Gray's older brother, Jerry, said that Tim had worked as a cowboy and lived in the Rocky Mountain states most of his life.
'He was homeless essentially,' said Jerry to NBC News.
'If we had proper mental health services in this country, we could have notified and known to do something.'
Evanston, Wyoming, where potential Huguette Clark heir Timothy Henry Gray was found dead under a railway overpass
Mysterious life: Except for a small, tight-knit circle, few knew of Clark's existence
Once beautiful: Skin cancer had devastated Clark's once-attractive face, the medical notes reveal
Inheritance: Clark, pictured with her father and sister, inherited her vast wealth from industrialist and senator William Clark
Clark's huge fortune, which came to light in court documents at the end of the year show that she had an $84.5 million estate which she had not visited in more than five years.
The reclusive millionaire abandoned all five of her homes during her last 20 years, instead setting up residence in a New York hospital.
Her valuable estate is at the centre of a bitter legal battle, as her relatives fight to overturn her will which largely divided her fortune between various charities and the nurse who tended her before her death.
Documents filed this week in the Manhattan Surrogate's Court reveal exactly how much is at stake – a fortune valued at $306.5million in all, according to NBC News.
This vast haul is divided between property, investments and her personal possessions including paintings and a huge collection of dolls.
The most valuable item in Ms Clark's estate is 'Bellosguardo', an $84.5million mansion overlooking the ocean in Santa Barbara, California which she had not visited since the 1950s.
Media interest: The Clark family have always
been the subject of media speculation, particularly Huguette in recent
years as many were fascinated by her reclusive lifestyle
Family: U.S. Senator William A. Clark, centre, joins his daughter, Huguette, at the Easter Parade in New York. He left her billions of dollars when he died
More pricey real estate comes in the form of three apartments on Manhattan's Fifth Avenue, overlooking Central Park, with a total of 42 rooms between them.
The apartments are valued at a total of $53million – the penthouse suite has already been sold for $24million.
Ms Clark's country house in New Canaan, Connecticut, known as 'Le Beau Chateau', is apparently worth $14.3million.
The home, which she never lived in, has nine bedrooms, a wine cellar, a ballroom and 11 fireplaces.
In addition to the five pieces of blockbuster real estate, Ms Clark apparently owned $79.3million in stocks, trusts and cash.
She also had $75.4million worth of 'personal property' which includes a painting by Monet and a doll collection which is itself worth millions of dollars.
Sprawling: The $84m ocean-side estate of Huguette Clark in Santa Barbara, California, which local campaigners want to turn into an art museum in accordance to her second will
Legal wrangle: Ms Clark has not visited the 21,666 square feet estate in half a century. She abandoned all of her five homes in later life, instead setting up residence in a New York hospital
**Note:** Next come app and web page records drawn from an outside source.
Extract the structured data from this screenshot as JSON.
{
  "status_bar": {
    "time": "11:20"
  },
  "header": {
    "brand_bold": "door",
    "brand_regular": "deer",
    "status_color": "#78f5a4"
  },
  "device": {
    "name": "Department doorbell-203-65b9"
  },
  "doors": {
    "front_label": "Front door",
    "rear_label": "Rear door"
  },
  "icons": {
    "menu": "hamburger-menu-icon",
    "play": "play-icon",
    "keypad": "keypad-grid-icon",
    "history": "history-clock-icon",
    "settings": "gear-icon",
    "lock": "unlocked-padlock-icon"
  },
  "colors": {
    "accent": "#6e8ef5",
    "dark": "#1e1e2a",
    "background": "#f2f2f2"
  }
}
The valuation, which will be subject to taxes, came as part of the current court case between Ms Clark's longtime nurse, Hadassah Peri, and her great-nieces and great-nephews.
The heiress, whose fortune dervies from her 'robber baron' father, Montana senator W.A. Clark, drew up two separate wills in 2005, aged 98.
The first gave $5million to Ms Peri, but left the bulk of the estate to 'intestate distributees', meaning her closest living relatives.
But the latest, written just six weeks later, deliberately excluded Ms Clark's family and left most of the fortune to an art foundation to be set up at Bellosguardo.
It also included a bequest of around $30million to Ms Peri, a 62-year-old Filipina who earned $131,000 as the millionaire's private caretaker.
In a statement released after Ms Clark's death, the nurse said: 'I was her private duty nurse but also her close friend.
'I knew her as a kind and generous person, with whom I shared many wonderful moments and whom I loved very much.'